Spreading message of love and kindness
Sixth time around the world by bike and kayak for 76-year-old
Hans Frischeisen was born in 1941 in the town of Kaliningrad, which was then a part of Germany. Now 76 years old, he lives with his wife in Reno, Nevada. He has come to Quebec to visit friends Roger and Michelle Aubrey who live in Aylmer and whom he met on a cruise from San Diego to Hawaii several years ago.
The extraordinary part of Mr Frischeisen’s story is that he cycled here alone from Victoria, BC as part of his sixth trip around the world by bicycle and kayak, where necessary. He departed Victoria on June 7 and arrived here a month later without a single day of rest, carrying only a daypack with few personal items.
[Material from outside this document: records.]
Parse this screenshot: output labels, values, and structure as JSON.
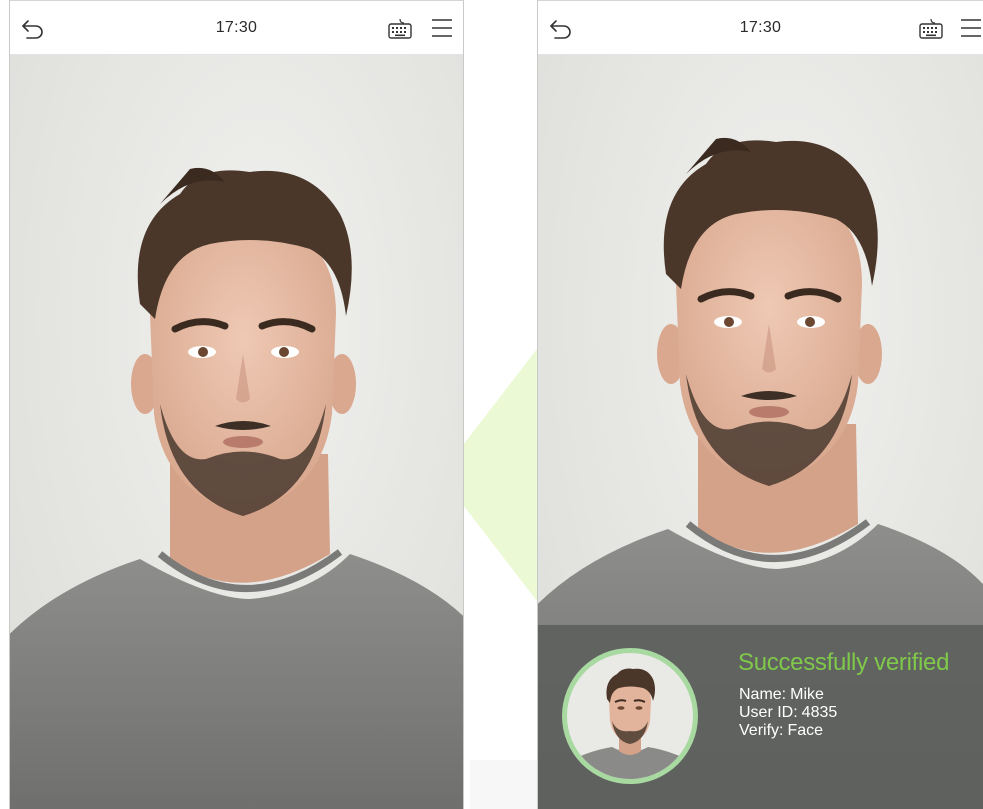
{
  "screens": [
    {
      "id": "left",
      "status_bar": {
        "time": "17:30",
        "back_icon": "back-arrow-icon",
        "keyboard_icon": "keyboard-icon",
        "menu_icon": "hamburger-menu-icon"
      }
    },
    {
      "id": "right",
      "status_bar": {
        "time": "17:30",
        "back_icon": "back-arrow-icon",
        "keyboard_icon": "keyboard-icon",
        "menu_icon": "hamburger-menu-icon"
      },
      "verification": {
        "title": "Successfully verified",
        "fields": [
          {
            "label": "Name:",
            "value": "Mike"
          },
          {
            "label": "User ID:",
            "value": "4835"
          },
          {
            "label": "Verify:",
            "value": "Face"
          }
        ]
      }
    }
  ],
  "colors": {
    "success_green": "#7fc94a",
    "avatar_ring": "#a8d9a0",
    "arrow_watermark": "#e6f7cf",
    "panel_overlay": "#5c5e5c"
  }
}
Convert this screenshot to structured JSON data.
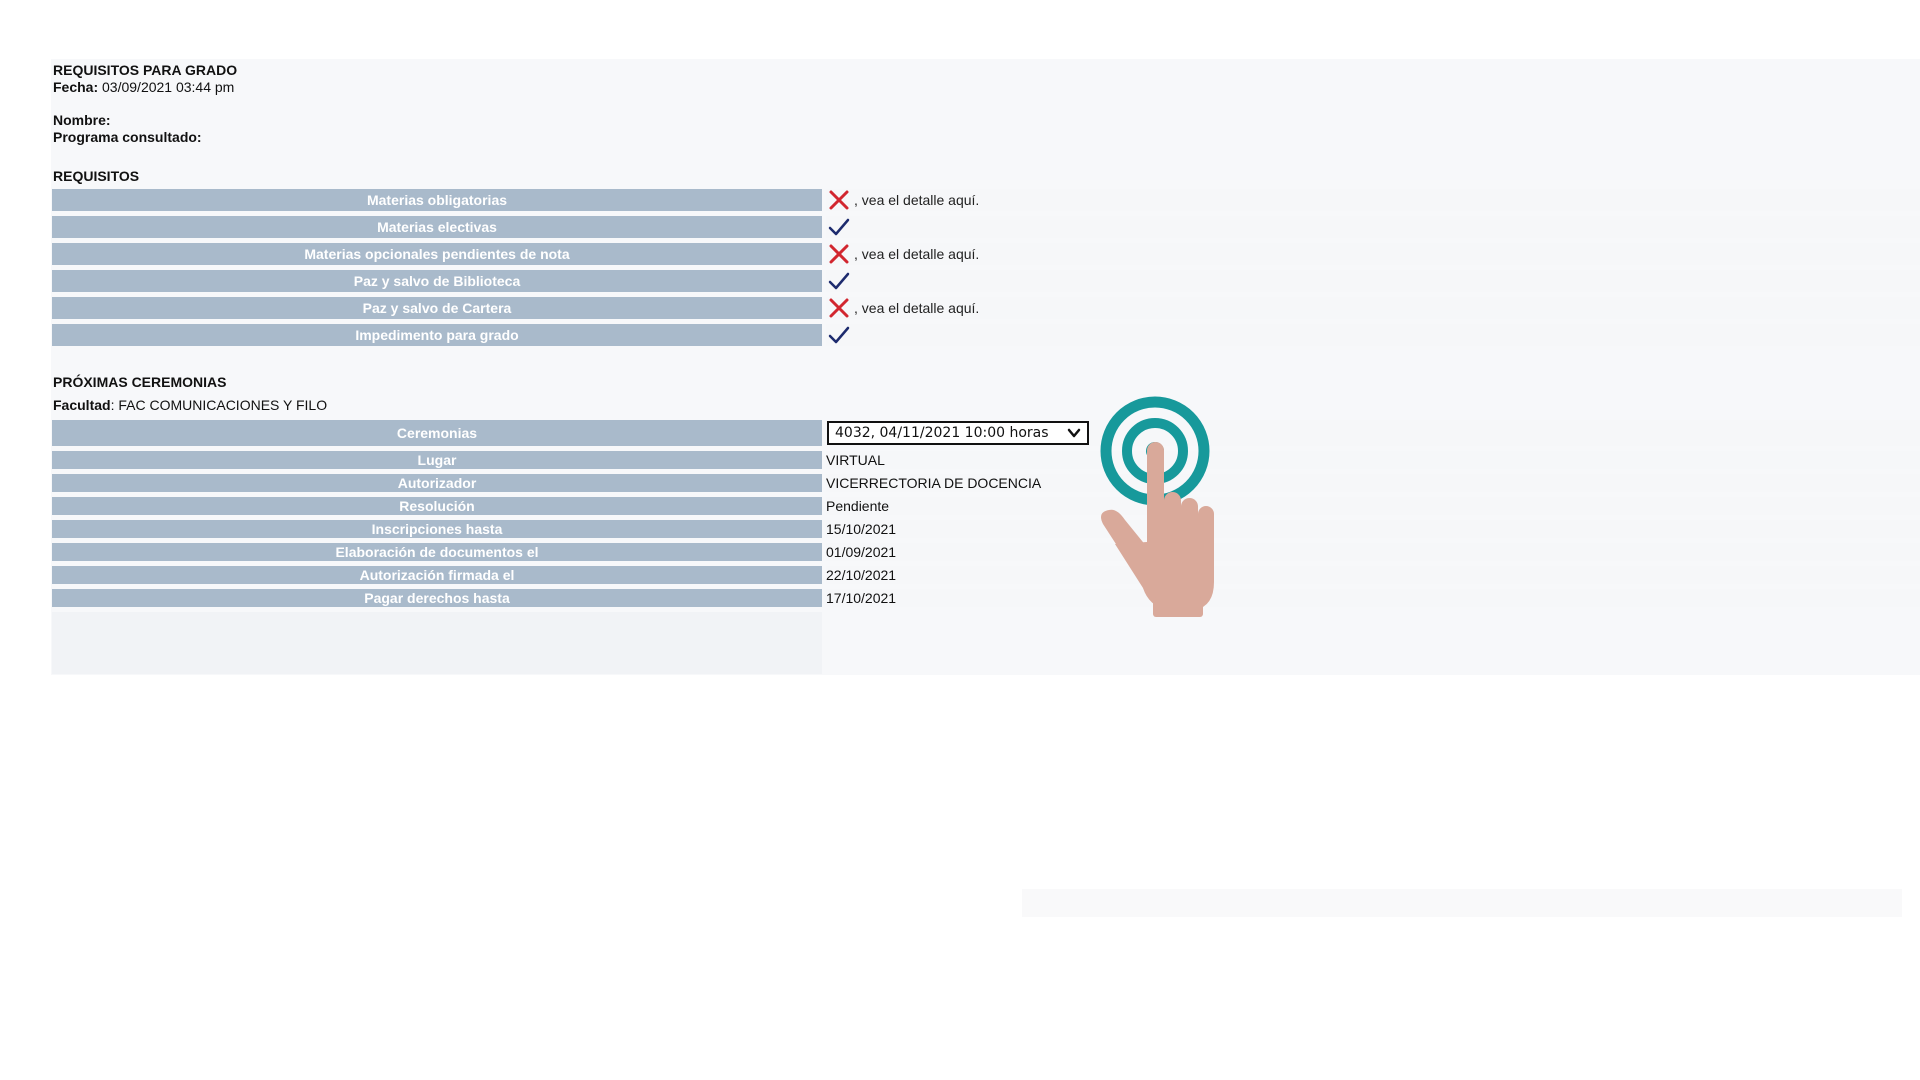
{
  "header": {
    "title": "REQUISITOS PARA GRADO",
    "fecha_label": "Fecha:",
    "fecha_value": "03/09/2021 03:44 pm",
    "nombre_label": "Nombre:",
    "programa_label": "Programa consultado:"
  },
  "requisitos": {
    "heading": "REQUISITOS",
    "detail_text": ", vea el detalle aquí.",
    "rows": [
      {
        "label": "Materias obligatorias",
        "status": "x-icon"
      },
      {
        "label": "Materias electivas",
        "status": "check-icon"
      },
      {
        "label": "Materias opcionales pendientes de nota",
        "status": "x-icon"
      },
      {
        "label": "Paz y salvo de Biblioteca",
        "status": "check-icon"
      },
      {
        "label": "Paz y salvo de Cartera",
        "status": "x-icon"
      },
      {
        "label": "Impedimento para grado",
        "status": "check-icon"
      }
    ]
  },
  "ceremonias": {
    "heading": "PRÓXIMAS CEREMONIAS",
    "facultad_label": "Facultad",
    "facultad_value": ": FAC COMUNICACIONES Y FILO",
    "select_label": "Ceremonias",
    "select_value": "4032, 04/11/2021 10:00 horas",
    "rows": [
      {
        "label": "Lugar",
        "value": "VIRTUAL"
      },
      {
        "label": "Autorizador",
        "value": "VICERRECTORIA DE DOCENCIA"
      },
      {
        "label": "Resolución",
        "value": "Pendiente"
      },
      {
        "label": "Inscripciones hasta",
        "value": "15/10/2021"
      },
      {
        "label": "Elaboración de documentos el",
        "value": "01/09/2021"
      },
      {
        "label": "Autorización firmada el",
        "value": "22/10/2021"
      },
      {
        "label": "Pagar derechos hasta",
        "value": "17/10/2021"
      }
    ]
  },
  "colors": {
    "label_bg": "#a9bacb",
    "x_icon": "#d2262f",
    "check_icon": "#1d2b6e",
    "tap_teal": "#17999b",
    "hand_skin": "#d9a99a"
  },
  "overlay": {
    "icon": "tap-hand-icon"
  }
}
This latest circumnavigation will be done in three parts. The North American portion will be completed when he leaves Aylmer for Gaspé. He will then cycle through Russia, Kazakhstan and China. A retired IBM sales rep and trained naturopath, Mr Frischeisen began touring the globe by bike and kayak in 1990. His first tour took him horizontally above the equator. Leaving from the Golden Gate Bridge in San Francisco cycling eastward to New York City, he then took a plane to France and continued his journey through Europe and Asia.
After that he completed another four tours circling the world by bike and kayak. At times, he had a support vehicle driven by his wife. At times, one or both of his sons would cycle or paddle with him. For much of the time, he was alone. He takes his time, completing the trips in giant legs over a couple of years. Mr Frischeisen estimates he has travelled a total of approximately 193,000 km.
He has faced many challenges on his adventures and when asked about the most memorable, he replied “kayaking rapids in Siberia”. His boat tipped and he narrowly escaped freezing waters to find the nearest village totally abandoned. He made his way farther down the rapids to the next village and was warmly welcomed into a home with food and drink. He stated that that experience contributed greatly to his belief in guardian angels.
When Mr Frischeisen was nearly four years old, Kaliningrad belonged to Germany and his father was enlisted into the German war effort. His father told his mother what signs to watch for that would indicate she should take their son and leave Kaliningrad. The day she heard the Russian artillery, Mr Frisheisen’s mother packed a few precious items and fled with her son. On a bicycle. Within a month, 300,000 civilians were slaughtered in Kaliningrad. He says, “In all likelihood, a bicycle saved my life.”
When asked why he does these cycling and paddling adventures, he laughed, “It helps to be a little bit crazy”, then went on to say “I also have a love for the earth and I don’t think this culture we have developed with a love for cars is very wholesome for our planet. I would like to project some considerations for biking and kayaking that don’t create anything destructive for our planet, while showing that you can have a lot of fun, learn a lot, become healthy and have adventures. Even at nearly 77 years old.”
Mr Frischeisen explained that, in his experience, the people of Mongolia and Iran are the most hospitable people on earth, something he had not expected. He did not hesitate when asked what message he would like to tell people. “The world is full of love and kindness. That is certain.”